The Home Office's advertising campaign ahead of November's police and crime commissioner elections is giving the Electoral Commission a distinct case of the jitters.
It was only after summer recess that the Electoral Commission discovered the government's new plan. They thought their public awareness campaign, which they are obliged to provide by statute, had sealed the matter up long ago. That was approved by the MPs who provide their funding in autumn 2011. Imagine their surprise when it emerged the Home Office has come up with the extremely innovative idea of conducting their own advertising campaign.
An official briefing from the Electoral Commission notes that this is a "significant departure from usual practice", adding in worried tone: "if questions are raised about the neutrality of it by voters or candidates it could affect public confidence in the elections".

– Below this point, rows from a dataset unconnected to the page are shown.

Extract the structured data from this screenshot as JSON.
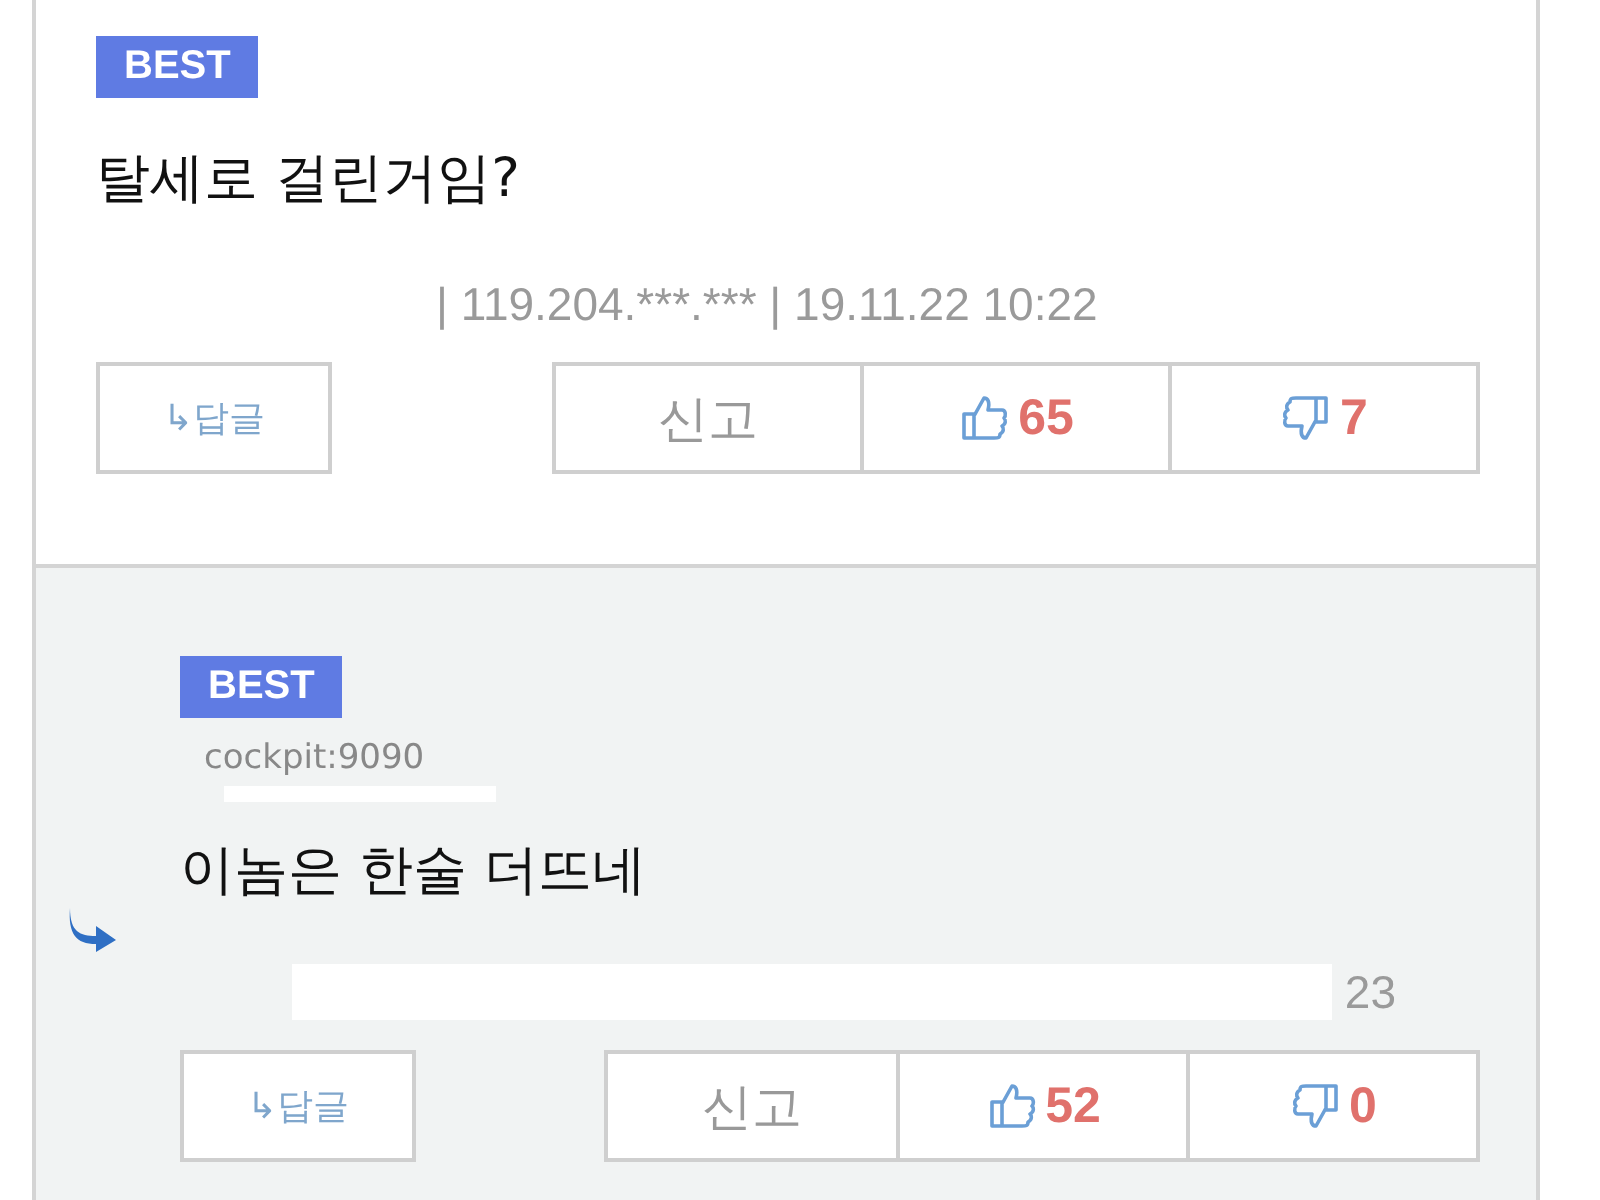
{
  "comments": [
    {
      "kind": "comment",
      "badge": "BEST",
      "text": "탈세로 걸린거임?",
      "meta": "| 119.204.***.*** | 19.11.22 10:22",
      "meta_redacted": false,
      "reply_button": "↳답글",
      "report_button": "신고",
      "likes": "65",
      "dislikes": "7"
    },
    {
      "kind": "reply",
      "badge": "BEST",
      "author": "cockpit:9090",
      "text": "이놈은 한술 더뜨네",
      "meta": "23",
      "meta_redacted": true,
      "reply_button": "↳답글",
      "report_button": "신고",
      "likes": "52",
      "dislikes": "0"
    }
  ]
}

What does it mean by that? Having spoken to a spokesperson, it seems their concern is that by conducting this advertising campaign the government could end up encouraging voters to back candidates standing on behalf of the governing parties.
Of course, this all depends on what adverts are eventually run. If it does have any kind of negative impact the Electoral Commission will pick up on it in its analysis of the elections, based on interviews with voters and candidates. Better to prevent any bias entering the contests beforehand, though – hence the guarded warning.
UPDATE: Calm down, Home Office urges
It is the considered view of the government that the Electoral Commission is, in short, getting a bit carried away.
The government's advertising campaign for PCCs will be run "with the utmost consideration for fairness and propriety," a Home Office spokesperson insists.
"Our campaign activity will aim to reach voters across the 41 forces, explain the role of PCCs and encourage people to vote in the elections for whichever candidate they choose."
For good measure they address another criticism levelled against ministers right now – namely, their failure to pay for a mailout for each candidate in the elections. This is only serving to reinforce the dominance of the main political parties, which have impressive campaign budgets, at the expense of independents whose only qualification might be that they actually have experience of policing in the local area.
"A mailshot would cost up to £30 million, which in the current economic climate is not a justifiable expense," the spokesperson adds.
"We are confident members of the public will be able to access all the information they need."